### Records ###
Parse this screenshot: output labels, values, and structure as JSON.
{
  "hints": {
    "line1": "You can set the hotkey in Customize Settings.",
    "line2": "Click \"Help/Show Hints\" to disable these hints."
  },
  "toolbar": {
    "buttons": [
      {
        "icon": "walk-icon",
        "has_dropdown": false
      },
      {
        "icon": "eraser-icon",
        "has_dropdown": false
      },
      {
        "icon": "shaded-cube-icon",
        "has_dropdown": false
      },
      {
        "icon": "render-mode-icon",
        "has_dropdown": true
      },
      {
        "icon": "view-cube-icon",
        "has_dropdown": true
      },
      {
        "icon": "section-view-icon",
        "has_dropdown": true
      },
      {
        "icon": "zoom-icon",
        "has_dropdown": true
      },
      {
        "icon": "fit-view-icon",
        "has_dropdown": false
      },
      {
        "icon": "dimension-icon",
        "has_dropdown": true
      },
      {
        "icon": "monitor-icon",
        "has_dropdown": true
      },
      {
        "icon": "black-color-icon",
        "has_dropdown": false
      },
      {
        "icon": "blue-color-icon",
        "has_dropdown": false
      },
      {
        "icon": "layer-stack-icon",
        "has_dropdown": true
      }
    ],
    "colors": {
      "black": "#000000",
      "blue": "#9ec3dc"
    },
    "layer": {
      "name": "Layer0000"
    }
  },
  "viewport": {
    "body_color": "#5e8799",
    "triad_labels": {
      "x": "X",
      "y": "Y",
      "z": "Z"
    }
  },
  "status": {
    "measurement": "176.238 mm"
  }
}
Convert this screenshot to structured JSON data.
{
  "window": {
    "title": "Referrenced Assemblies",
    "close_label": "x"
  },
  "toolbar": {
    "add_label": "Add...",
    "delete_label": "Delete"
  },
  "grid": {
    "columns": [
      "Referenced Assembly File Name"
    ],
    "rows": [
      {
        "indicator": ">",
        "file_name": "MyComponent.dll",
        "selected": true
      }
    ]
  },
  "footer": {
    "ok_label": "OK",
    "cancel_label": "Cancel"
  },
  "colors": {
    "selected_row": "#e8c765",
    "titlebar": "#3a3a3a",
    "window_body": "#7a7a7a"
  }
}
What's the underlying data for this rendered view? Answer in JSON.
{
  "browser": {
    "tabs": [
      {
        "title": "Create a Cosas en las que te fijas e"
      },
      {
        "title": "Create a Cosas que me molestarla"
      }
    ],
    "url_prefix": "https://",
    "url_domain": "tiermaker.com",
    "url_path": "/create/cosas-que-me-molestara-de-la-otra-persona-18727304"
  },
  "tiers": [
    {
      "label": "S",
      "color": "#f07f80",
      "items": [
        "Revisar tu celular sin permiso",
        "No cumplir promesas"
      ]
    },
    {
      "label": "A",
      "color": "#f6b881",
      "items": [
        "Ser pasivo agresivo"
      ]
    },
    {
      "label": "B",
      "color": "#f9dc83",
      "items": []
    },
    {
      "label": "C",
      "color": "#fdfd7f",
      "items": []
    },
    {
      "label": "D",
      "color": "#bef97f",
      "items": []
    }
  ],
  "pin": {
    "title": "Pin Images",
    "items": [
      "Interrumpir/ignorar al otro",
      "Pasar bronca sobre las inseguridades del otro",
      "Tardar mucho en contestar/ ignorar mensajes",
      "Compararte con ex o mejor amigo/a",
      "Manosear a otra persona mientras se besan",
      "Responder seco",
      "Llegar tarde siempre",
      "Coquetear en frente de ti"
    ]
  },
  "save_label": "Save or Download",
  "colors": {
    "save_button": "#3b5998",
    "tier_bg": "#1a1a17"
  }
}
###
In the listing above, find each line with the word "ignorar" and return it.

      "Interrumpir/ignorar al otro",
      "Tardar mucho en contestar/ ignorar mensajes",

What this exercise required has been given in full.